The GCC is saying that an agreement is close that would have Saleh, who has been in Saudi Arabia since June, recovering from an assassination attempt, agree to abide by the results of an election to be held at some unspecified future date. Given the president's history of double-crossing the opposition, it seems unlikely he will accede to his own demise. This is unfortunate because the months of conflict have bankrupted a country that already was one of the poorest in the world. This pro-opposition website (which features several horrific videos of the violence) reports that shortages of food, fuel, and even water are plaguing the population. Prices for staples like cooking oil, rice and wheat have gone up as much as 46%, and government assistance is no longer being handed out. The humanitarian group Oxfam reports that Yemen is near "the breaking point" and that "[o]rdinary families are telling us they simply don't have the money to buy even the basics. Many say they don't know where their next meal is coming from."
The United States continues to claim it is on the side of democratic change, while working with the government to battle AQAP and keep it from expanding its operations outside of Yemen. Many protesters believe that the threat from AQAP has been wildly exaggerated by the government in order to justify the crackdown. That may be true, as far as the terrorists being able to seriously threaten the government of Yemen, although as Saleh's regime has been engaged in a battle for its survival, AQAP has moved into several cities and towns.
But the US is more concerned with AQAP's growing ability to strike targets abroad. The terrorists are taking advantage of the chaos thrown up by the "Arab Spring" to extend its reach in Yemen and further its goals of establishing an Islamic state, as well as target US interests and allies in the region. There are also some US homeland security officials who believe that AQAP may already have the capability of striking inside the United States.
Matt Olsen, who heads up the new National Counterterrorism Center, told the Senate Homeland Security Committee, "It [AQAP] has shown itself to be - to have both the intent and capability of carrying out attacks against the United States in the homeland."

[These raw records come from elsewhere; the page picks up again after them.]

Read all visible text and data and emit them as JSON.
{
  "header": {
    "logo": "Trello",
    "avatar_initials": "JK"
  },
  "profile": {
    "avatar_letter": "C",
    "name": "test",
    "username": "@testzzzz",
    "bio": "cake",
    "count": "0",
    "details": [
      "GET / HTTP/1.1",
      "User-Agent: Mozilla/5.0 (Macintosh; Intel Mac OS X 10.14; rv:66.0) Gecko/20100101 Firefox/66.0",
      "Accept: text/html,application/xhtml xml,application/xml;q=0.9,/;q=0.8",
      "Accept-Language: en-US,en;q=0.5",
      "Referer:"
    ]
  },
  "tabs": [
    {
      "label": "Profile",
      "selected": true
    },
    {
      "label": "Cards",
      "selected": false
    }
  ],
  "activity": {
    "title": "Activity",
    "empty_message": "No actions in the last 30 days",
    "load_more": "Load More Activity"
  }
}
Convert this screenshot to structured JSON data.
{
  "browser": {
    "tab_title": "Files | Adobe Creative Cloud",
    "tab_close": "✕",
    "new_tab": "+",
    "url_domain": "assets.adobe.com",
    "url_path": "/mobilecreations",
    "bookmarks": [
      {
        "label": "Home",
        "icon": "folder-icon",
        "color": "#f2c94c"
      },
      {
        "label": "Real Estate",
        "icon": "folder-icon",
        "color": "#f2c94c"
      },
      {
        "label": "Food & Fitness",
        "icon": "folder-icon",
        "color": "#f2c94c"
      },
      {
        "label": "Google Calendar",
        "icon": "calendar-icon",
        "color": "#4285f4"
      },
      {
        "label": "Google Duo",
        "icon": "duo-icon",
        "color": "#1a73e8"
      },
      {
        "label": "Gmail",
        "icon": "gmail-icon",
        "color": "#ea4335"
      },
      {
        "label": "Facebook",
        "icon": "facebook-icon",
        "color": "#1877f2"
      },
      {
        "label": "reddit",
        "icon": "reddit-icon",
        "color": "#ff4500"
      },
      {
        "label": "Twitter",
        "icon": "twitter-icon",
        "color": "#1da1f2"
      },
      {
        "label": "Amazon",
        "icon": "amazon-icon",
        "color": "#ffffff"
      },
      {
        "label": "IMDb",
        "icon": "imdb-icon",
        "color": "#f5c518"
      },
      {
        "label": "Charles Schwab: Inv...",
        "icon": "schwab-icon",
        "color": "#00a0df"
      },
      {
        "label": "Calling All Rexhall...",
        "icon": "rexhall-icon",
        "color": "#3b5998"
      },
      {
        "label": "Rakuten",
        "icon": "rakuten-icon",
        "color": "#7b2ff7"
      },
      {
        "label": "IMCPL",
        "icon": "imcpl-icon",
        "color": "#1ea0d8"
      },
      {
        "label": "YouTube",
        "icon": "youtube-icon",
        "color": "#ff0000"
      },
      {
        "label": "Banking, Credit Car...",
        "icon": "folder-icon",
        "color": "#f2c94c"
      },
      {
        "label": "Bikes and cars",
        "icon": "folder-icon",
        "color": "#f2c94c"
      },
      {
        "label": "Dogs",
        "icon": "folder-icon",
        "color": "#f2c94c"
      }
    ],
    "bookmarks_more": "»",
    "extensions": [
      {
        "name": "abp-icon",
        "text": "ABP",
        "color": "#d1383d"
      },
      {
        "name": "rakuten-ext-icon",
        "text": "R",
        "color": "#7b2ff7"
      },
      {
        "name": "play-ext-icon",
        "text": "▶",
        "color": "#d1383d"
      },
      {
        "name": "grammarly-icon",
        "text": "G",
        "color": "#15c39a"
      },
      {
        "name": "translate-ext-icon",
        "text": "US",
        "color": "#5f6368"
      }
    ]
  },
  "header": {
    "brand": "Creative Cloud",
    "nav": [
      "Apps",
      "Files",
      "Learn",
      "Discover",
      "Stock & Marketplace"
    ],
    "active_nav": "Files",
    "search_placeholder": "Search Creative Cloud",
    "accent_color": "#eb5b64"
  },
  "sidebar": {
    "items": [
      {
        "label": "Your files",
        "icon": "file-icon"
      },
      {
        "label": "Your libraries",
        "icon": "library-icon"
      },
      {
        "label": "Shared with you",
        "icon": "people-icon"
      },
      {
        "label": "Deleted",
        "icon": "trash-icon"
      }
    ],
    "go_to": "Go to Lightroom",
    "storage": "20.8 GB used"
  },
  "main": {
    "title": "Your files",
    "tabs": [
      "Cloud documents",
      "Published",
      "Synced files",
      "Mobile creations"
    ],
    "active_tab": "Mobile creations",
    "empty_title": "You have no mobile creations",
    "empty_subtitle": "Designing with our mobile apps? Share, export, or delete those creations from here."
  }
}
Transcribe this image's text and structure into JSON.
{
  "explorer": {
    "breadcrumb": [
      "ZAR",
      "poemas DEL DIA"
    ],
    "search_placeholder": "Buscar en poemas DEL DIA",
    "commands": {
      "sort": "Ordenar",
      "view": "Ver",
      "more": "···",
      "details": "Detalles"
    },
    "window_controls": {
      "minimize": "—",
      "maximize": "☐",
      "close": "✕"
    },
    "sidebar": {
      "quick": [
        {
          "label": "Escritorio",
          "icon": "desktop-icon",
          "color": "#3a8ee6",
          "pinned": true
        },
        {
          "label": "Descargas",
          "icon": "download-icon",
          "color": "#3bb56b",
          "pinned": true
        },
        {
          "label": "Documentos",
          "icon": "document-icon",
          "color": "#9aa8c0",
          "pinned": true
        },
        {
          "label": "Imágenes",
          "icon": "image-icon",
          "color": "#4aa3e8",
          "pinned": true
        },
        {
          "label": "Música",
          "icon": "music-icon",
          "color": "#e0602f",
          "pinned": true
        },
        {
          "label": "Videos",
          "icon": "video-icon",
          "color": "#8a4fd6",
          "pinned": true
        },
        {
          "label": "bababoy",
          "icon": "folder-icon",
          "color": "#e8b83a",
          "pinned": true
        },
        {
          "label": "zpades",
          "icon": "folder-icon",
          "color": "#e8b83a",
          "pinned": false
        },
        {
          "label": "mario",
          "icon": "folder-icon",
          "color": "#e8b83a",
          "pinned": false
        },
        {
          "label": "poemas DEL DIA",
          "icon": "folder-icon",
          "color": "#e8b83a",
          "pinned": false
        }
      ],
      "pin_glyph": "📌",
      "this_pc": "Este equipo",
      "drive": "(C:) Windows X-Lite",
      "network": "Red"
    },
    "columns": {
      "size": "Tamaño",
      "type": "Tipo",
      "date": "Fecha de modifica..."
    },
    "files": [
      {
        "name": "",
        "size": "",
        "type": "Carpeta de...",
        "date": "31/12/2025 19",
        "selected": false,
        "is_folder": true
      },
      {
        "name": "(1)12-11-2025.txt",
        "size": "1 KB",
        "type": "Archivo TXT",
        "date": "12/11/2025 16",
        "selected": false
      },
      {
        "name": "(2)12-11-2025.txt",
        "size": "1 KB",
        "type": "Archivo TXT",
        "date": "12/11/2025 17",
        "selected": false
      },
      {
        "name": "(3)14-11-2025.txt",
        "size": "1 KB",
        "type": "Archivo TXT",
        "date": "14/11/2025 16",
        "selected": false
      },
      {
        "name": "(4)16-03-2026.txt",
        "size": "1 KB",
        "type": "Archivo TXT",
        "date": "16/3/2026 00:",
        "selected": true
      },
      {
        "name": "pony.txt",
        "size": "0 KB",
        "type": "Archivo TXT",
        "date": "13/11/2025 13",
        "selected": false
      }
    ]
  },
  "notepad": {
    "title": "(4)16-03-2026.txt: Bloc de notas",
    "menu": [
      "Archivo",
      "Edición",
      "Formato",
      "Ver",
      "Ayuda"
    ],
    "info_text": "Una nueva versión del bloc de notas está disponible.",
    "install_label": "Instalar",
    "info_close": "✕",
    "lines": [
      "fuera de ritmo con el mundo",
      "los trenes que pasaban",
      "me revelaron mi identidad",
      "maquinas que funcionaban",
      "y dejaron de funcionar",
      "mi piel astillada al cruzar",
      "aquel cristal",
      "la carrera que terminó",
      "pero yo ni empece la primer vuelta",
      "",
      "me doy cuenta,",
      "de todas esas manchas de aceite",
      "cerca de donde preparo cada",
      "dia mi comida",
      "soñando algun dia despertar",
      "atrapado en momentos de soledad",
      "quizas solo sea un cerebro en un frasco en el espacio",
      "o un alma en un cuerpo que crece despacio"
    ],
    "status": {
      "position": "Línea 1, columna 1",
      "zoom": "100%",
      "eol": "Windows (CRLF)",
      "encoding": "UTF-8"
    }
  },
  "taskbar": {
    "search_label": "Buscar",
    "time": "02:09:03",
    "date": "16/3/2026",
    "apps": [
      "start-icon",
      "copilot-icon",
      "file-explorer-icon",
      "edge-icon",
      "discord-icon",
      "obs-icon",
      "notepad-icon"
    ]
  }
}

The Obama administration has recently stepped up drone attacks on AQAP, trying to fill the void created when Saleh's troops were pulled from many remote outposts in order to battle protesters in Sanaa. AQAP has taken advantage and actually seized several small towns in the south. The drone strikes have been with the knowledge of Saleh's government, and it is unclear if such cooperation were to extend to any new regime that took power once Saleh agrees to leave.
With the opposition fracturing between the street level protesters and the more established political parties, and President Saleh holding out by brutalizing his own people, it is difficult to see how Yemen can avoid another bloody civil war. Meanwhile, a humanitarian disaster is in the making, as the bulk of Yemen's population has little to eat, no employment, and little hope that the future will bring anything but more misery.